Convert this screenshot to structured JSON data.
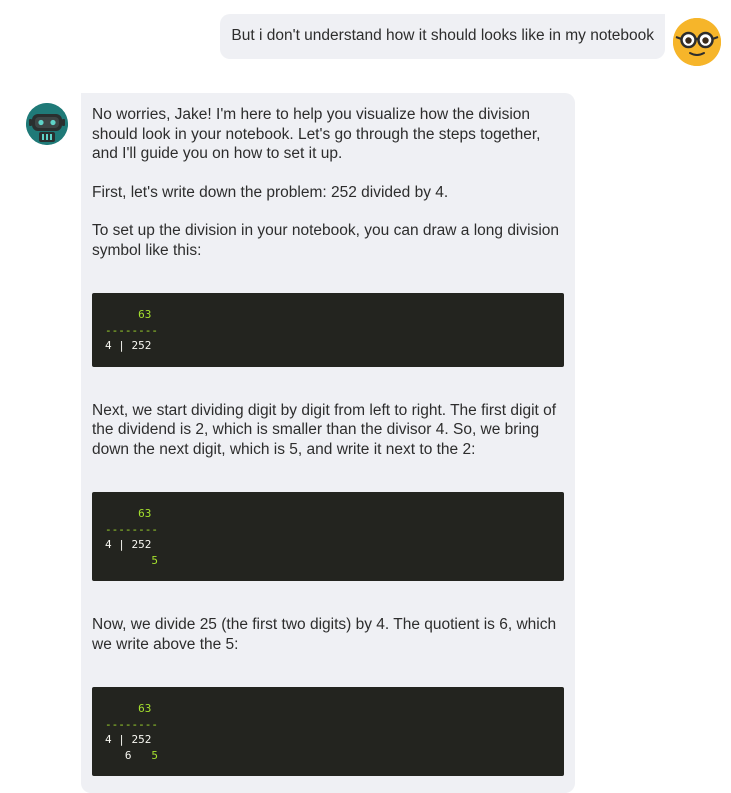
{
  "user_message": {
    "text": "But i don't understand how it should looks like in my notebook",
    "avatar": "nerd-glasses-face-icon"
  },
  "bot_message": {
    "avatar": "robot-icon",
    "paragraphs": {
      "p1": "No worries, Jake! I'm here to help you visualize how the division should look in your notebook. Let's go through the steps together, and I'll guide you on how to set it up.",
      "p2": "First, let's write down the problem: 252 divided by 4.",
      "p3": "To set up the division in your notebook, you can draw a long division symbol like this:",
      "p4": "Next, we start dividing digit by digit from left to right. The first digit of the dividend is 2, which is smaller than the divisor 4. So, we bring down the next digit, which is 5, and write it next to the 2:",
      "p5": "Now, we divide 25 (the first two digits) by 4. The quotient is 6, which we write above the 5:"
    },
    "code_blocks": {
      "block1": {
        "quotient": "63",
        "line": "--------",
        "division": "4 | 252"
      },
      "block2": {
        "quotient": "63",
        "line": "--------",
        "division": "4 | 252",
        "below": "5"
      },
      "block3": {
        "quotient": "63",
        "line": "--------",
        "division": "4 | 252",
        "below_left": "6",
        "below_right": "5"
      }
    }
  },
  "colors": {
    "bubble_bg": "#eff0f4",
    "code_bg": "#23241f",
    "code_text": "#f8f8f2",
    "code_number": "#a6e22e",
    "user_avatar": "#f6b52a",
    "bot_avatar": "#1f7a78"
  }
}
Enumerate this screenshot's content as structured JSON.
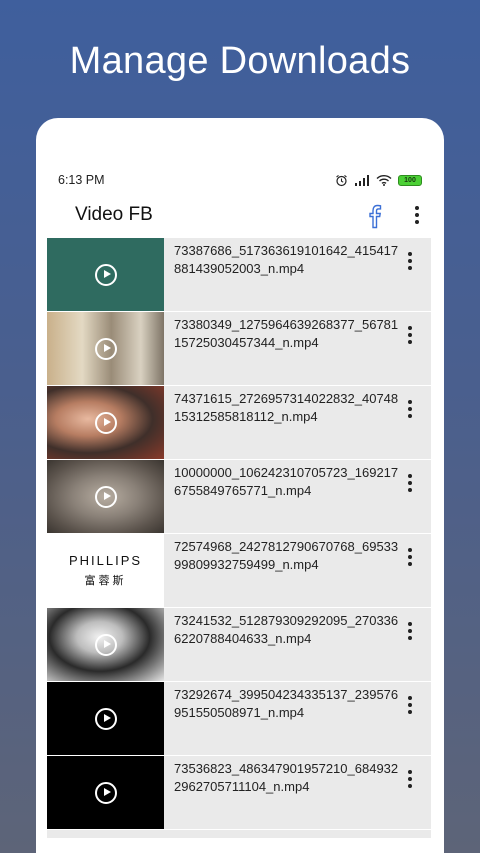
{
  "headline": "Manage Downloads",
  "status": {
    "time": "6:13 PM",
    "battery": "100"
  },
  "app": {
    "title": "Video FB"
  },
  "videos": [
    {
      "filename": "73387686_517363619101642_415417881439052003_n.mp4",
      "thumb": "teal"
    },
    {
      "filename": "73380349_1275964639268377_5678115725030457344_n.mp4",
      "thumb": "office"
    },
    {
      "filename": "74371615_2726957314022832_4074815312585818112_n.mp4",
      "thumb": "face"
    },
    {
      "filename": "10000000_106242310705723_1692176755849765771_n.mp4",
      "thumb": "cat"
    },
    {
      "filename": "72574968_2427812790670768_6953399809932759499_n.mp4",
      "thumb": "phillips",
      "brand": "PHILLIPS",
      "sub": "富蓉斯"
    },
    {
      "filename": "73241532_512879309292095_2703366220788404633_n.mp4",
      "thumb": "bw"
    },
    {
      "filename": "73292674_399504234335137_239576951550508971_n.mp4",
      "thumb": "black"
    },
    {
      "filename": "73536823_486347901957210_6849322962705711104_n.mp4",
      "thumb": "black"
    }
  ]
}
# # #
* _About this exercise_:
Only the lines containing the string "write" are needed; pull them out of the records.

* _Written answer_:
      "p2": "First, let's write down the problem: 252 divided by 4.",
      "p4": "Next, we start dividing digit by digit from left to right. The first digit of the dividend is 2, which is smaller than the divisor 4. So, we bring down the next digit, which is 5, and write it next to the 2:",
      "p5": "Now, we divide 25 (the first two digits) by 4. The quotient is 6, which we write above the 5:"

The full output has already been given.